▶ Aim of the exercise
In the entries below, the word "JSON" appears on some lines. Copy each of those lines.

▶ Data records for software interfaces
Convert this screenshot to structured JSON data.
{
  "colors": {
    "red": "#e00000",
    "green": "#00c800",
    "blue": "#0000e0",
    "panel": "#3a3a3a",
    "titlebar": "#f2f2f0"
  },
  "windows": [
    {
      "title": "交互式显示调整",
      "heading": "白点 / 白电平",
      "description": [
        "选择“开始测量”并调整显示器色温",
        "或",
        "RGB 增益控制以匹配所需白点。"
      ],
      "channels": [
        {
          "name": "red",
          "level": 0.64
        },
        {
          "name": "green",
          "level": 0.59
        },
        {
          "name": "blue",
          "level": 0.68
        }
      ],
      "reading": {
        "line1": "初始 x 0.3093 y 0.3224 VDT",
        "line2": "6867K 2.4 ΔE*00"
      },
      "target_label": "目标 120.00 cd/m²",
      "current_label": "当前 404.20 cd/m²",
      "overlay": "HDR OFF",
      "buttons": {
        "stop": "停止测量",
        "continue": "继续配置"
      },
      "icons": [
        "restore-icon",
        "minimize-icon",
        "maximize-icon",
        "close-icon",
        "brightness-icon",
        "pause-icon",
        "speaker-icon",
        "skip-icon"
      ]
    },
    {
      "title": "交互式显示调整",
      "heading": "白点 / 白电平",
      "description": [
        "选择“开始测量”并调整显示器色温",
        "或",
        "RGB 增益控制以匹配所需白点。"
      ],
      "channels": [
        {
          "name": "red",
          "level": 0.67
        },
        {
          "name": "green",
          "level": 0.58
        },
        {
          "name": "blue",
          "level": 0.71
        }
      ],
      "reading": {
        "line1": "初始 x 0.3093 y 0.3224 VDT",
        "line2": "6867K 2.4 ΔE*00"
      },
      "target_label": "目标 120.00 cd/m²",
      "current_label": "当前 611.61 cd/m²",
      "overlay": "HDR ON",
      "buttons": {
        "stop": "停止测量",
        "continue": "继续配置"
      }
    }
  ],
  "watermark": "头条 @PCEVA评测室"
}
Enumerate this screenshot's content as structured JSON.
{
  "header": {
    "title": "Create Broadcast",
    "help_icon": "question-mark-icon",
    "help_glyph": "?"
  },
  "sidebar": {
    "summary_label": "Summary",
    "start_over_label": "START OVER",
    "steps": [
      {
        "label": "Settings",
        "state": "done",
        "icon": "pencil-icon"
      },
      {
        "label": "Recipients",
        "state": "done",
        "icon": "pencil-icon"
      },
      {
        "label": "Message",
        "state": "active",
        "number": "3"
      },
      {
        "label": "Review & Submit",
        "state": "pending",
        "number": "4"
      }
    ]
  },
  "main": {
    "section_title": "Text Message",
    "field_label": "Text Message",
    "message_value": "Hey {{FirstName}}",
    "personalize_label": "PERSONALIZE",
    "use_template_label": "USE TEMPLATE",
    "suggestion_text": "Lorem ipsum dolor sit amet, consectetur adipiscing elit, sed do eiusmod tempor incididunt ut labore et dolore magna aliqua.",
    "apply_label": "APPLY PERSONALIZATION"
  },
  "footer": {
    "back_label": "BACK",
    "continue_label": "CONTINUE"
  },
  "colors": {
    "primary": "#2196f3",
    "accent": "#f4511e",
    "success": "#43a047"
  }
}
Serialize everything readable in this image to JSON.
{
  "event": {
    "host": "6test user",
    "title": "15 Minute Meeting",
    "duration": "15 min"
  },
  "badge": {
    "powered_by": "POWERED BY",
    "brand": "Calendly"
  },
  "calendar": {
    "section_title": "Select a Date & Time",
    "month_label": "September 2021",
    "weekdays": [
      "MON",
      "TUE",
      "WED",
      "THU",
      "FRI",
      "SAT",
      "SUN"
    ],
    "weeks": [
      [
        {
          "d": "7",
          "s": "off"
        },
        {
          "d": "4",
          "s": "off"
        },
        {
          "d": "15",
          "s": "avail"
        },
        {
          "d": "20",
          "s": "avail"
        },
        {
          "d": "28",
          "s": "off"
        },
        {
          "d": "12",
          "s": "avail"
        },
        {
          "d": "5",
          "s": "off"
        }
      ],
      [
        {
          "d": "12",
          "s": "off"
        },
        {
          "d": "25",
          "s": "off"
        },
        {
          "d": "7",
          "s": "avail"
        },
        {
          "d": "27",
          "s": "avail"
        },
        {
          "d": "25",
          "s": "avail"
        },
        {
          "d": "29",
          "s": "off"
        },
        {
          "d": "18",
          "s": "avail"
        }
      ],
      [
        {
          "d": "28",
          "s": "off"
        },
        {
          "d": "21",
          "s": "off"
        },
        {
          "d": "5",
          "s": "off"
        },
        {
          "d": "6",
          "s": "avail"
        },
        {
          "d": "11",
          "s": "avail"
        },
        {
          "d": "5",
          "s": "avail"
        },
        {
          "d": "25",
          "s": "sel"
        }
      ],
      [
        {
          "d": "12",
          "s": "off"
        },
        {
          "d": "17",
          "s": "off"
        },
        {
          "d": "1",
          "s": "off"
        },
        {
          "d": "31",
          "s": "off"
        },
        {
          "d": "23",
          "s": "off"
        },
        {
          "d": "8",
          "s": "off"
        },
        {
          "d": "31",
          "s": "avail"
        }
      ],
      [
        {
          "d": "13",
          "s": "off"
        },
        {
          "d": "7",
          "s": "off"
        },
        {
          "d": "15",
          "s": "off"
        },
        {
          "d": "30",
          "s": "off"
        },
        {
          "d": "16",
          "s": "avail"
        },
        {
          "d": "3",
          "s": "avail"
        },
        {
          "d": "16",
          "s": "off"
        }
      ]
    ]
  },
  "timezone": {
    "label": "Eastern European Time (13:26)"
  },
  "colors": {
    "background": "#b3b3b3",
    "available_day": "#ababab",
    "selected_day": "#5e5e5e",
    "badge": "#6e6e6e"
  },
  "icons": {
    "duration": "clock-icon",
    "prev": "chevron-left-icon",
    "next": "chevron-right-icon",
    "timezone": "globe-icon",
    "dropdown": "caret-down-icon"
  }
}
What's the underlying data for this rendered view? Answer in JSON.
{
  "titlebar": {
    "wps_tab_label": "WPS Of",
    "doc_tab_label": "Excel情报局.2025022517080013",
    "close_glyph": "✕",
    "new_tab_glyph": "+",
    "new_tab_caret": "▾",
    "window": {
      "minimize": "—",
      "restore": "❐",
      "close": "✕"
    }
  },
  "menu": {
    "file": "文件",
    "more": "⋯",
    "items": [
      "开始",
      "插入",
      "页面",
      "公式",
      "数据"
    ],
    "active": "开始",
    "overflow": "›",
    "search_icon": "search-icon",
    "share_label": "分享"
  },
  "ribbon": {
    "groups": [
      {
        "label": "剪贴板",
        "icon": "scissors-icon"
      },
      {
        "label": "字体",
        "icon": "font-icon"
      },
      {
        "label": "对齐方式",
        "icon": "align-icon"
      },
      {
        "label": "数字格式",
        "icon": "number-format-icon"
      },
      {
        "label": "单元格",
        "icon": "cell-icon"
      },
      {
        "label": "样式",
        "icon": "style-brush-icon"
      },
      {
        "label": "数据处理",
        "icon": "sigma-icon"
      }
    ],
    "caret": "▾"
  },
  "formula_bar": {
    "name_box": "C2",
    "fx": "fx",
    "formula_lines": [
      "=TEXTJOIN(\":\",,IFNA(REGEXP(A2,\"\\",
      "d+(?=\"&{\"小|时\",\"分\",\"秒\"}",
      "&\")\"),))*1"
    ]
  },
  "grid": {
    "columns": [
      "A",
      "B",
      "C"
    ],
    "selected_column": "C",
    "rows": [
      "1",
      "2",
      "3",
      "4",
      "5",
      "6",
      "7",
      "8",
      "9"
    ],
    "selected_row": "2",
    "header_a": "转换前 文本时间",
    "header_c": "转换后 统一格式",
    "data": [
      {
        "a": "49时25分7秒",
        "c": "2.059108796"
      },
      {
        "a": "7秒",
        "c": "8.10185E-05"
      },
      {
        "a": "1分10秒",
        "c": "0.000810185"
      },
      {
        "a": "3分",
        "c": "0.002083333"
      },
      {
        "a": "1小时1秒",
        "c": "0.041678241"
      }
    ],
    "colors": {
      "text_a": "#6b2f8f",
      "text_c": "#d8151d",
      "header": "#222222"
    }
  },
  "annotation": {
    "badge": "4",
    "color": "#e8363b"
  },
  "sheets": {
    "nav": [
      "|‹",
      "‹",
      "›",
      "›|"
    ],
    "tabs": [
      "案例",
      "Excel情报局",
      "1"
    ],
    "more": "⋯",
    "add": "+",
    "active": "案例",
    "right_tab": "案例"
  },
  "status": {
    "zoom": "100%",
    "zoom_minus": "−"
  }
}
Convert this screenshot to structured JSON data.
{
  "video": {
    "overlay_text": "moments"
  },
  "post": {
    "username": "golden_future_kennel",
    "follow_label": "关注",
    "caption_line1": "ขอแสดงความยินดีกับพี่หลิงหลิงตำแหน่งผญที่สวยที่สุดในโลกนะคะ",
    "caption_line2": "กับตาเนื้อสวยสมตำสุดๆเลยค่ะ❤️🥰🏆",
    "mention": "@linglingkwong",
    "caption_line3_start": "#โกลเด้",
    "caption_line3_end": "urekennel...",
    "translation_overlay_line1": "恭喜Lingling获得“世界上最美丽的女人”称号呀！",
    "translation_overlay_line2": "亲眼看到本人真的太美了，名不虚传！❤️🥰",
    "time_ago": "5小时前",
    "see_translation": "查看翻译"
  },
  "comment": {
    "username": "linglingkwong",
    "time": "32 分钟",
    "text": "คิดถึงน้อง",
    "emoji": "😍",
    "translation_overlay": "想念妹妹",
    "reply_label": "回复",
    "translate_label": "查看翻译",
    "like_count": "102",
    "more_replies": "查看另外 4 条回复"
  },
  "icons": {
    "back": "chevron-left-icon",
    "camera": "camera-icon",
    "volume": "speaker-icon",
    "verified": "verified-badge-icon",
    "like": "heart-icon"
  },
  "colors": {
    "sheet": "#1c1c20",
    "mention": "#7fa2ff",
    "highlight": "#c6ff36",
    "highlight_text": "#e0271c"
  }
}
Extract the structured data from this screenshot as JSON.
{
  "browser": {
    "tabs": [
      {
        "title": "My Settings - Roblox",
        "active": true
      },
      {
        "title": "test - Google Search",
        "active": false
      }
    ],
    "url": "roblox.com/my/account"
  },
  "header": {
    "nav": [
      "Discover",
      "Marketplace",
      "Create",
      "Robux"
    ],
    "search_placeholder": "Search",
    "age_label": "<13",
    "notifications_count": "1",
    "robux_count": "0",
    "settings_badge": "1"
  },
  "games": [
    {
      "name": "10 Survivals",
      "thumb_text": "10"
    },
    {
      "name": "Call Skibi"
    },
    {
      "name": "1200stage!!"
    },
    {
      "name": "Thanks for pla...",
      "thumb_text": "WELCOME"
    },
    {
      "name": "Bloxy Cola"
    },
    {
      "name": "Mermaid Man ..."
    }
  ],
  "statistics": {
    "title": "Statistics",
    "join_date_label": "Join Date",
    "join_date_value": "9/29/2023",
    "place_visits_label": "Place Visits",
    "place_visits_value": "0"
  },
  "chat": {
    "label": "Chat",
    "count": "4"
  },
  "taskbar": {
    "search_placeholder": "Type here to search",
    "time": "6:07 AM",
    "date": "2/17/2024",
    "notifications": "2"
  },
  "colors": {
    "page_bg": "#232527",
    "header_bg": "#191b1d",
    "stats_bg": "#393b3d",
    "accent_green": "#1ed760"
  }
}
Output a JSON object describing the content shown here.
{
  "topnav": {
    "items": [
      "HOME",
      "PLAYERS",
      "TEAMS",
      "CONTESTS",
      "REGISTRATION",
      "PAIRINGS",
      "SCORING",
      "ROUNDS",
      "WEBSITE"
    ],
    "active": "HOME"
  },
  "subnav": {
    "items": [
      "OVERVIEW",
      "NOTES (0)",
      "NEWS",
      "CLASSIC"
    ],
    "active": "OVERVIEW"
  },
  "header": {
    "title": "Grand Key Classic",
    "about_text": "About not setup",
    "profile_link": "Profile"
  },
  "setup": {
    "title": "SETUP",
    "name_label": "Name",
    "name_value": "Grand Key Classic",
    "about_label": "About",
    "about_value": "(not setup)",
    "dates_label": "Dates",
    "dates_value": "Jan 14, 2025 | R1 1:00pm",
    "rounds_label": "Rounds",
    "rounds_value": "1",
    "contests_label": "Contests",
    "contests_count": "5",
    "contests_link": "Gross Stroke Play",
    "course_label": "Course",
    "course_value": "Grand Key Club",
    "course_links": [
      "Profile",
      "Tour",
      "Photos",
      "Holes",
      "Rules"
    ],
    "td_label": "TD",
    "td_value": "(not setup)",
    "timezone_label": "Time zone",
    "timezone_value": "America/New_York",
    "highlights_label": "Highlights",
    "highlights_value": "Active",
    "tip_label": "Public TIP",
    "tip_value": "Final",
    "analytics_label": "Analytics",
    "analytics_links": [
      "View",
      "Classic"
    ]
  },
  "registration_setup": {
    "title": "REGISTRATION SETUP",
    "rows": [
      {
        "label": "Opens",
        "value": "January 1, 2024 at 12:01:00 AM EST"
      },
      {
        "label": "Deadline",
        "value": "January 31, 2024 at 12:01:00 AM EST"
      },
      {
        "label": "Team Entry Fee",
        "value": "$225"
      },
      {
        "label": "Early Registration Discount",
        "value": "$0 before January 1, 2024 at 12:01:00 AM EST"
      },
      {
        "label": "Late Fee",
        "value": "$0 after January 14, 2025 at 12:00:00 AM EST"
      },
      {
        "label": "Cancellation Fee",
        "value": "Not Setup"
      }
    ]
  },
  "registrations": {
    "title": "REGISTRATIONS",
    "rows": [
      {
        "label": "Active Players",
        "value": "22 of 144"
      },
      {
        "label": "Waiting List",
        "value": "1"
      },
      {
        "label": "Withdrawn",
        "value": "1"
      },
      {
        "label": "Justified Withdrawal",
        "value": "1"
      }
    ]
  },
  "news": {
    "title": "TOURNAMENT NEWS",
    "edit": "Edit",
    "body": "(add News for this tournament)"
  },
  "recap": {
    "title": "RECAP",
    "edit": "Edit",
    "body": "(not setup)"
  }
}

▶ Written response
Convert this screenshot to structured JSON data.
Enumerate this screenshot's content as structured JSON.
Serialize everything readable in this image to JSON.
What's the underlying data for this rendered view? Answer in JSON.
Convert this screenshot to structured JSON data.
Extract the structured data from this screenshot as JSON.
Output a JSON object describing the content shown here.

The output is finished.